Multiple Daily Injections (MDI) Therapy is commonly when slow acting insulin is injected once or twice a day and covers the body’s basic needs (as simply explained above) and rapid acting insulin is injected multiple times (as needed) a day to cover meals and high corrections.

Insulin Pump Therapy is when a pump is used to administer insulin needs. A basal rate is programmed into the pump and every few minutes all day long, everyday, a small amount of rapid acting insulin is pumped into the body to cover the body’s basic functioning needs. You can program different basal rates for different times of the day, as needed for tighter BG control. As needed, the diabetic can pump boluses (food coverage and high corrections).  Only rapid acting insulin is used in pumps.

What does immunocompromised mean and why are type 1 diabetics considered to be? It depends on how you look at it. In my experience, many doctors automatically consider type 1 diabetics to be immunocompromised.  But, in actuality, it really depends on the person. I, for one, do not catch viruses (colds, flu, etc.) very easily or often… but I have a huge weakness for staph infections.

Immunocompromised means the immune system is weak (or not working at all) and therefore the body cannot resist or fight off infection normally (or at all).

In my humble opinion a diabetic (type 1 or 2) is not automatically immunocompromised, but can become immunocompromised if they are not keeping their BG under control. Chronically high BG can compromise the immune system just like it destroys every other part and function of the body.
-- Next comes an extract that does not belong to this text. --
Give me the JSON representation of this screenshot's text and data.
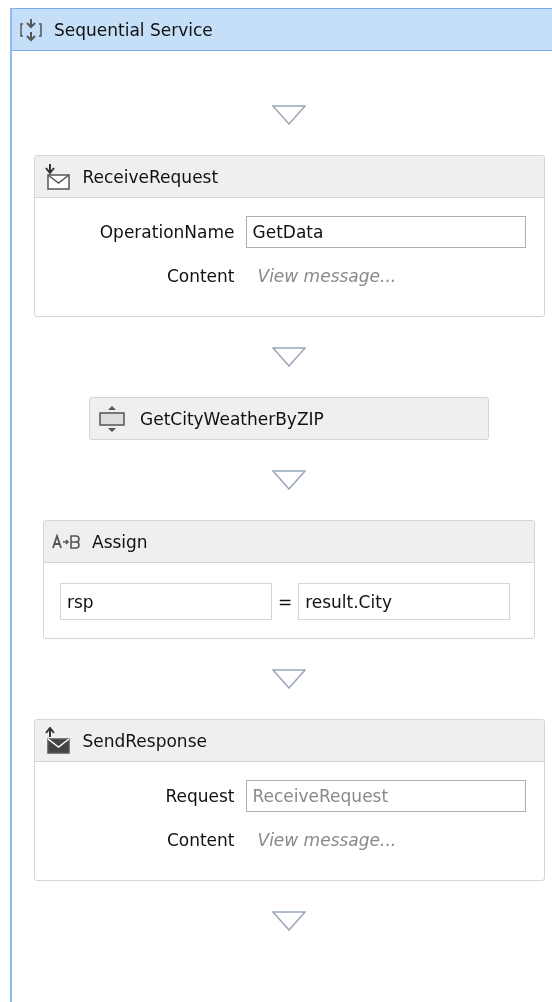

The better you control your BG, the healthier you will be. Plain and simple.

 

 

Do you have any other questions? Ask in the comments. 🙂